What Is Thaipusam?

An Introduction to the Hindu Festival Honoring Lord Murgan

••• A devotee with pierced face carries an offering to Lord Murgan. HooLengSion / Creative Commons

Lots of people have seen images of devotees fearlessly piercing their faces during one of India's largest festivals, but exactly what is Thaipusam?

What to Expect During Thaipusam?

Thaipusam is a Hindu festival celebrating Lord Murgan, the Tamil god of war. Contrary to widespread belief, Thaipusam is not meant to be Lord Murgan's birthday, but rather a day to celebrate his gift of a spear from Parvati.

Shouts of 'vel!' (spear) fill the air as thousands of devotees form large, chaotic, noisy processions and march from temples to worship areas. Thaipusam is most famous for the handful of worshipers who pierce their faces and bodies with swords, skewers, and hooks. Heavy, artistic shrines known as kavadis are attached to volunteers with piercings and then carried through the crowd. Other worshipers carry pots of milk as offerings to Lord Murgan.

Unbelievably, the worshipers who pierce their tongues, cheeks, and faces with sharp objects hardly bleed and report feeling very little pain!

  • Read more about the purpose of celebrating Thaipusam.

Where Is Thaipusam Celebrated?

Don't assume that you have to be in India to see Thaipusam. The festival is celebrated in India, Sri Lanka, Southeast Asia, Mauritius, and pretty much anywhere that there is a sizable Tamil community.

In Southeast Asia, you'll find the largest Thaipusam celebrations in Malaysia and Singapore. Every year over a million devotees flock to the Batu Caves just outside of Kuala Lumpur.

Penang is another popular place in Malaysia to enjoy Thaipusam.

  • See more about Thaipusam in Southeast Asia.

Observing Thaipusam

If you want to witness a Thaipusam celebration, plan well ahead; transportation and accommodation will be booked solid in festival hotspots.

Remember, you're just a visitor, and getting good photos should not be disruptive or distracting for worshipers and devotees.

Stay well out of the way of processions and show respect for the religious significance of the festival. Keep an eye on belongings when pushing through the chaotic throngs gathered in the streets.

When Is Thaipusam?

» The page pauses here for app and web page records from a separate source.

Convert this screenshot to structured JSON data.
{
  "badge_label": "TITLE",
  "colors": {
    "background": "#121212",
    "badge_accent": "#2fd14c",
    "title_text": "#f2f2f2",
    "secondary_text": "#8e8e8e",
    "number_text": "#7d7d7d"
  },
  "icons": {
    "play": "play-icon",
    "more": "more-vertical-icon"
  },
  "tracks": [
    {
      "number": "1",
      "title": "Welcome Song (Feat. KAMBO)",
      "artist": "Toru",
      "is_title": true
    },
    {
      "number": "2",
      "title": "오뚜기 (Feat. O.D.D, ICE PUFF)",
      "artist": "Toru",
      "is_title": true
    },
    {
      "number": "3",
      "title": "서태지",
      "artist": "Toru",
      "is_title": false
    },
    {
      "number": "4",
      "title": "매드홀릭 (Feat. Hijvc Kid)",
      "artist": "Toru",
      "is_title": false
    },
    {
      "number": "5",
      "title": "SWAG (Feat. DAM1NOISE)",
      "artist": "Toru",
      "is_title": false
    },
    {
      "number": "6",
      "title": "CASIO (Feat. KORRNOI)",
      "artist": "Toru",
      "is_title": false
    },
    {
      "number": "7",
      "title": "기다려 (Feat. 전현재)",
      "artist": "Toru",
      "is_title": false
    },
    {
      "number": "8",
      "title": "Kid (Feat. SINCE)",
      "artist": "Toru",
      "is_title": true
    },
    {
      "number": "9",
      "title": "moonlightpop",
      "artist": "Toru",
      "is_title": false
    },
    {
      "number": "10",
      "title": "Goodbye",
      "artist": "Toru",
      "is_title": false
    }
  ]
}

Thaipusam falls on the day of the full moon during the Tamil month of Thai. Dates change from year to year, however, the celebration always takes place in either January or February.

  • 2013: January 27 or 28
  • 2014: January 17
  • 2015: February 3 or 4
  • 2016: January 24
  • 2017: February 10